Exercise brief: This task calls for copying every line in the data below that contains the word "ffffff".

══ Records shown ══

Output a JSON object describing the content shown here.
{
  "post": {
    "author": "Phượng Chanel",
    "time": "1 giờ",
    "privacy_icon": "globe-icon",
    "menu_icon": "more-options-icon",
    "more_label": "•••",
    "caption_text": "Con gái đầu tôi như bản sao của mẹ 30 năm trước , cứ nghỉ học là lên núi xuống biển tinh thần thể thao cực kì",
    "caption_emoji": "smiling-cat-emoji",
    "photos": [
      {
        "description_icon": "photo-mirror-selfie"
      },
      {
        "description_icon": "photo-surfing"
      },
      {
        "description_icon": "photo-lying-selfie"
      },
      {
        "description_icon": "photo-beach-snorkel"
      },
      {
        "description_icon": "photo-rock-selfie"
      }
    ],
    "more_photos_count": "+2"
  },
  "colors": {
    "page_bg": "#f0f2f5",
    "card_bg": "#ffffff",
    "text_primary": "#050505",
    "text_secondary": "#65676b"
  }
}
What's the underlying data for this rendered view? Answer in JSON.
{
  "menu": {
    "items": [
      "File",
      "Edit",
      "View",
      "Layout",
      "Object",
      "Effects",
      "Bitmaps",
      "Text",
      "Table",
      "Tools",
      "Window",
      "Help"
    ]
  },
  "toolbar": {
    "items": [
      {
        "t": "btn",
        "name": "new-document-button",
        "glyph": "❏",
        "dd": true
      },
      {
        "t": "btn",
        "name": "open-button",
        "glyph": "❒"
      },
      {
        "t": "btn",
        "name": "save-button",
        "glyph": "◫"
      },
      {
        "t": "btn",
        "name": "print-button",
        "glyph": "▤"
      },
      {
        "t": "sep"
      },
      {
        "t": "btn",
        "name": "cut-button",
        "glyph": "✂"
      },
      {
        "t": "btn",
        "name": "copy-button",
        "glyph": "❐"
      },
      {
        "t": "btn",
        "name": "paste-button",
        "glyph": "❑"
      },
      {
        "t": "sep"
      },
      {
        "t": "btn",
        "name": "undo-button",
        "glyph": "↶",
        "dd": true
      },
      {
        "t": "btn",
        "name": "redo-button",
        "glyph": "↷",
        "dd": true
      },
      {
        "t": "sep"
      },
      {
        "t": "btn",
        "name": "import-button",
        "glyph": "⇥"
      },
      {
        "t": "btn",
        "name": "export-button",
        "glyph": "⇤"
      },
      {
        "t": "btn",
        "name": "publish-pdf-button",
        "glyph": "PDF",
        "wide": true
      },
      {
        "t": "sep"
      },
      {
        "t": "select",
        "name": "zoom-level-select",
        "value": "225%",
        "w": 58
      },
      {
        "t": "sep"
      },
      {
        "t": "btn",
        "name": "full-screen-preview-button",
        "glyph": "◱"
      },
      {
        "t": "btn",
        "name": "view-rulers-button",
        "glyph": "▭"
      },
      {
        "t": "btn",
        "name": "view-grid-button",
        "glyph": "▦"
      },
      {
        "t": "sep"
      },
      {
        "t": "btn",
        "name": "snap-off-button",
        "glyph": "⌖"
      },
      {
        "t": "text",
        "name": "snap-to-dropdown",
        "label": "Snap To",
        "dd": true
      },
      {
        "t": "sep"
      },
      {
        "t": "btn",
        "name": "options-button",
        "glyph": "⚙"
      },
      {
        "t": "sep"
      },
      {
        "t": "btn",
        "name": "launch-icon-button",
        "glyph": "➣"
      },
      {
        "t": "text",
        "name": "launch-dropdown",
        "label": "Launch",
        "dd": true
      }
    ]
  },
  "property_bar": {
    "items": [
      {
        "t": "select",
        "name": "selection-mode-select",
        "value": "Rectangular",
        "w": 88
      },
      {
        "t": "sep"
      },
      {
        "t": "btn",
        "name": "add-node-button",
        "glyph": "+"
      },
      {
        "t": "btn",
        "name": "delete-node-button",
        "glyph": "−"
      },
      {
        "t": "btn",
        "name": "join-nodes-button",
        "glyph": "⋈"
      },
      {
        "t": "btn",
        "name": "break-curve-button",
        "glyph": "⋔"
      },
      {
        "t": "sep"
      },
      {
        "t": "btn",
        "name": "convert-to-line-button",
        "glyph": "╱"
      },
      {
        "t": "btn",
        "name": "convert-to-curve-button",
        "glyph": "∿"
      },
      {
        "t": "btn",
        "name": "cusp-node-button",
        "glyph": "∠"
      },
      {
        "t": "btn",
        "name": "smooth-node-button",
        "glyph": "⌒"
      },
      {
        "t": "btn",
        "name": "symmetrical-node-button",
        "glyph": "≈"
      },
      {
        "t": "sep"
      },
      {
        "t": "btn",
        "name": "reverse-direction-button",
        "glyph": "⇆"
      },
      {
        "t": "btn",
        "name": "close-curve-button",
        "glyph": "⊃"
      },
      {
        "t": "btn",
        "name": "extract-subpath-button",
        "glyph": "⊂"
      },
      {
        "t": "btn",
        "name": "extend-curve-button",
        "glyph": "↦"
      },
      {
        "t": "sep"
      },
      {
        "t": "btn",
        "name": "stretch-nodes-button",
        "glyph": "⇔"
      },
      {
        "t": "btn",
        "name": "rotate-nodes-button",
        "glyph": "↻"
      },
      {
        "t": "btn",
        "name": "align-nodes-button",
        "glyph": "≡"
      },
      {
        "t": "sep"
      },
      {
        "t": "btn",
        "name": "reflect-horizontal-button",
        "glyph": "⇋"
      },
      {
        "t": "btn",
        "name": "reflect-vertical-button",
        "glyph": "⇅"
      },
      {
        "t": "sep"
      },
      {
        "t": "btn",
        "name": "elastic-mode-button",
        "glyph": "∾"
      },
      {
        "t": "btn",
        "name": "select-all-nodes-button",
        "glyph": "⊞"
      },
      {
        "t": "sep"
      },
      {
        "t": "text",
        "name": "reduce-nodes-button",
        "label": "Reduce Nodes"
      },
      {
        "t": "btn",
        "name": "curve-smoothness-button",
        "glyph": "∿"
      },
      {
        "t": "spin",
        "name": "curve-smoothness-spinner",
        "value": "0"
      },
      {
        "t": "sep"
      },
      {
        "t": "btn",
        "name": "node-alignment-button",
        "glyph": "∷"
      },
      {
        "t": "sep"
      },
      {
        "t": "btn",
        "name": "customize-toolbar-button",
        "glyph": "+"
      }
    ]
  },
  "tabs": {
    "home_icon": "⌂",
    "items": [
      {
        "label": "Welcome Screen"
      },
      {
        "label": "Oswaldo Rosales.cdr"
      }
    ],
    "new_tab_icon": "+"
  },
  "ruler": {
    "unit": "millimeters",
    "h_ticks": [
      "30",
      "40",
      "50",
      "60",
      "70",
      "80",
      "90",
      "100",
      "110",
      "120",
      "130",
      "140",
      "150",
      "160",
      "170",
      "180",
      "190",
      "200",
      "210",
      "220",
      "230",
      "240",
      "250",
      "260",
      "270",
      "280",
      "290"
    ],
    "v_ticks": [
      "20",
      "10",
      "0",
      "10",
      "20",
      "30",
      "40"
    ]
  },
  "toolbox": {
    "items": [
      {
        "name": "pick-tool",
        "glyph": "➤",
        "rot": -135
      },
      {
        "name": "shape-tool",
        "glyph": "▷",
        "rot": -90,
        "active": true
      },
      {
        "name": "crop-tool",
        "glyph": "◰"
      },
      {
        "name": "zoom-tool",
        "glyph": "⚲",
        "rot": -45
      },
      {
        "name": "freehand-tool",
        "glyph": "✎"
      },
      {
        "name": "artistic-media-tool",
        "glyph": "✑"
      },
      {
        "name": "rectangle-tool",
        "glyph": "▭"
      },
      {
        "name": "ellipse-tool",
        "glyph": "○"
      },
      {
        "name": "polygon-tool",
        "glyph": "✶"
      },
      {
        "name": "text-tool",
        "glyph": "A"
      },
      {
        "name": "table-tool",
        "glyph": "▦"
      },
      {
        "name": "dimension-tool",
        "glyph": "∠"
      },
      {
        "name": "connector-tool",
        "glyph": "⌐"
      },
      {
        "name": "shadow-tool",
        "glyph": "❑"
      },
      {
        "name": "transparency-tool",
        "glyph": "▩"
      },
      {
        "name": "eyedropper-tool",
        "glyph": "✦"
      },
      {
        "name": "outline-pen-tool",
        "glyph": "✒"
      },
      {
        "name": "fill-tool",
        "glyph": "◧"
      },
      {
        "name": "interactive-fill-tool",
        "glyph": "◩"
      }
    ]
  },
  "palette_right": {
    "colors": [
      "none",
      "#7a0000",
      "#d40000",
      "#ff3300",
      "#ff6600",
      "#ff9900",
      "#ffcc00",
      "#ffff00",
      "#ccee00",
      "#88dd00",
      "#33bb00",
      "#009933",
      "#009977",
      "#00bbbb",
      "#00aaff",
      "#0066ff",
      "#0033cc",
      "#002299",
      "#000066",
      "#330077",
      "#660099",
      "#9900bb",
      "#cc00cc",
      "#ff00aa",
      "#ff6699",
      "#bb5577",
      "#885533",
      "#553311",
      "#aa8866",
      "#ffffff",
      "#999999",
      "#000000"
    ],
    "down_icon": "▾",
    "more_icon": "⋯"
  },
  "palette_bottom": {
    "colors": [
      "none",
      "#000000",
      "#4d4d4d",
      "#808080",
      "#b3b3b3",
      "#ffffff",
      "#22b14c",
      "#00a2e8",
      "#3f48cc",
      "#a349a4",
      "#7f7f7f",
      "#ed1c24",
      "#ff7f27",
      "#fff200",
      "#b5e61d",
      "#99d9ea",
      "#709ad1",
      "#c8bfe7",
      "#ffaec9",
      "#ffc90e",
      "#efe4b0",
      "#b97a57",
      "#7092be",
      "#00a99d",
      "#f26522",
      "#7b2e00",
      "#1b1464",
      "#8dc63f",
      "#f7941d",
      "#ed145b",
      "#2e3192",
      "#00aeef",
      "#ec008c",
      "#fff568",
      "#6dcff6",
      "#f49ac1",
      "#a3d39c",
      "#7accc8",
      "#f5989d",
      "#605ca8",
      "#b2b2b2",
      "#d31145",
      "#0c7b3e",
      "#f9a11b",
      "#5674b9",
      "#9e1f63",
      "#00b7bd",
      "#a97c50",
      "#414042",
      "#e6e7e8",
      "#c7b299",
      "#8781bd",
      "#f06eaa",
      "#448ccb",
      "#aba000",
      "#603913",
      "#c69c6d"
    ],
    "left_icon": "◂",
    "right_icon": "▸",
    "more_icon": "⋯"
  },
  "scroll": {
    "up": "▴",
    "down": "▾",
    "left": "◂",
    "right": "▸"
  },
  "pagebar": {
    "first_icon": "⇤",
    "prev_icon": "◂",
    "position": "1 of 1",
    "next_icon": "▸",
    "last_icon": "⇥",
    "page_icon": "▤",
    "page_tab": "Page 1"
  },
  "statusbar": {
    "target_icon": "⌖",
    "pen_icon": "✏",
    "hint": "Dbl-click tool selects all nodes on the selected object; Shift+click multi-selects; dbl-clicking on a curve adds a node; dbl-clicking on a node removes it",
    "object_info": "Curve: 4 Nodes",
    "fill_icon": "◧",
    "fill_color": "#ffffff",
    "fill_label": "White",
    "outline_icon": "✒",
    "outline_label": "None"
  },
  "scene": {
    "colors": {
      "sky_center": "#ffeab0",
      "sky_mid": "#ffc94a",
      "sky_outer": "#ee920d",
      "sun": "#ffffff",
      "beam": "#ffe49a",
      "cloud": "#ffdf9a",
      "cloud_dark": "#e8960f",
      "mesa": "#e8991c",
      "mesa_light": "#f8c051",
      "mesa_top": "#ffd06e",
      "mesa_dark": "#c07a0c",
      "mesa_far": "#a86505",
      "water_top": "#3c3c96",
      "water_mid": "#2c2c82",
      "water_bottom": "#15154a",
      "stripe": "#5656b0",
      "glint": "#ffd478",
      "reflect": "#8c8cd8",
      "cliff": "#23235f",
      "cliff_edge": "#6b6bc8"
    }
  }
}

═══

Exercise answer:
    "card_bg": "#ffffff",
      "#ffffff",
      "#ffffff",
    "fill_color": "#ffffff",
      "sun": "#ffffff",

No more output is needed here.